Stash is now known as Bitbucket Server.
See the

Unknown macro: {spacejump}

of this page, or visit the Bitbucket Server documentation home page.

You can use SSH keys to establish a secure connection between your computer and Stash for when you are performing Git operations, however the option to clone using SSH only becomes available once you've added an SSH key to your user profile in Stash. This page describes how to do that.

  • If you already have a key you want to use, go to step 4.
  • Your Stash administrator must have already enabled SSH access to Git repositories.

  • Supported key types are DSA and RSA2. RSA1 is not supported.

  • At the time of writing, on Mac OS X, the Git tar archive can fail on special characters when using SSH to secure connections between your computer and Stash. (The Git archive command allows you to download as a single file the files in a checkout of the Git repository.) We recommend that you use the zip format; you can set that using the following command:

    git archive --format zip

1. Check for existing SSH keys

 You should check for existing SSH keys on your local computer. If you already have a key pair that you want to use, you can go to step 4.

 Open a terminal and run the following:

cd ~/.ssh
  • If you see "No such file or directory, then there aren't any existing keys: go to step 3.
  • Check to see if you have a key already:

    ls id_*
  • If there are existing keys, you may want to use them: go to step 4.

2. Back up old SSH keys

If you have existing SSH keys, but you don't want to use them when connecting to Stash, you should back those up.

Do this in a terminal on your local computer , by running:

mkdir key_backup
cp id_rsa* key_backup

Now generate a new SSH key.

3. Generate a new key

If you don't have an existing SSH key to use, you need to generate one.

  1. Open a terminal on your local computer and enter the following:

    ssh-keygen -t rsa -C ""

    Associating the key with your email address helps you to identify the key later on.

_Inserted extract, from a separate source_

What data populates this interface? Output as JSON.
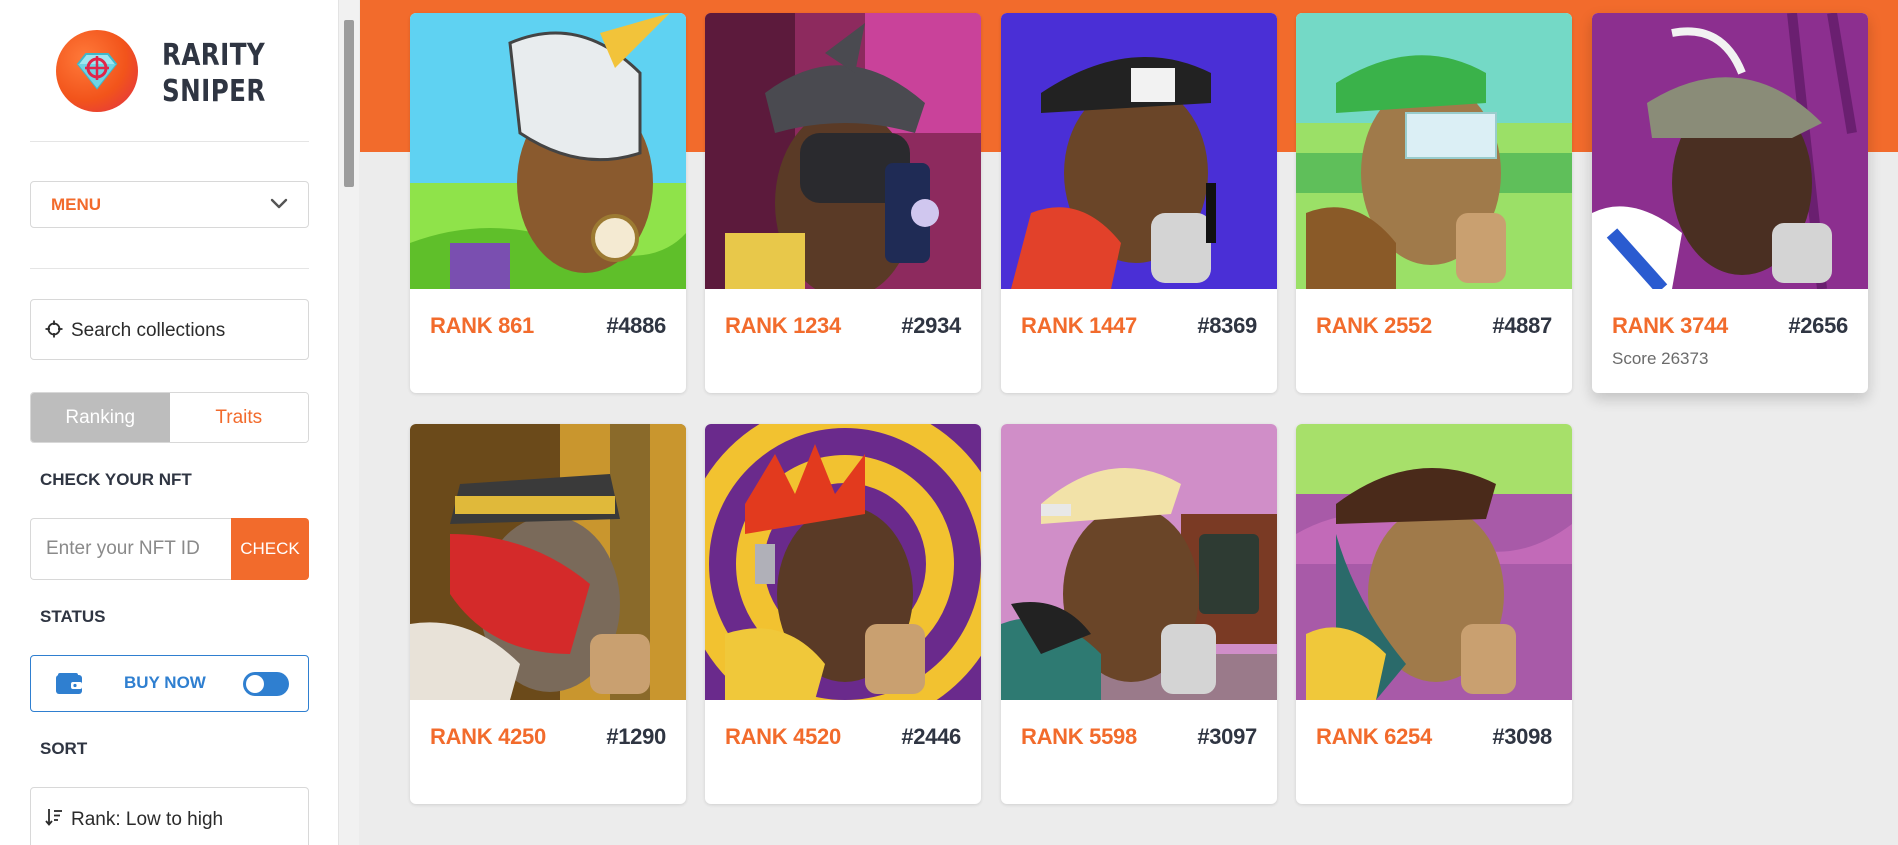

    You'll see a response similar to this:

  2. Just press <Enter> to accept the default location and file name. If the .ssh directory doesn't exist, the system creates one for you.
  3. Enter, and re-enter, a passphrase when prompted.
    The whole interaction will look similar to this:

  4. You're done! Now add the new key to Stash.

4. Add a key to Stash

  1.   In your terminal, copy the public key file to your clipboard by entering:

    Mac OS X
    pbcopy < ~/.ssh/
    sudo apt-get install xclip
    xclip -sel clip < ~/.ssh/

    Note that on Linux, you may need to download and install xclip, as shown in the code snippet above.

  2. In Stash, go to your profile:

  3. Click on SSH Keys and then Add Key:

  4. Paste the key into the text box:

  5. Click Add Key. You're done!
  • No labels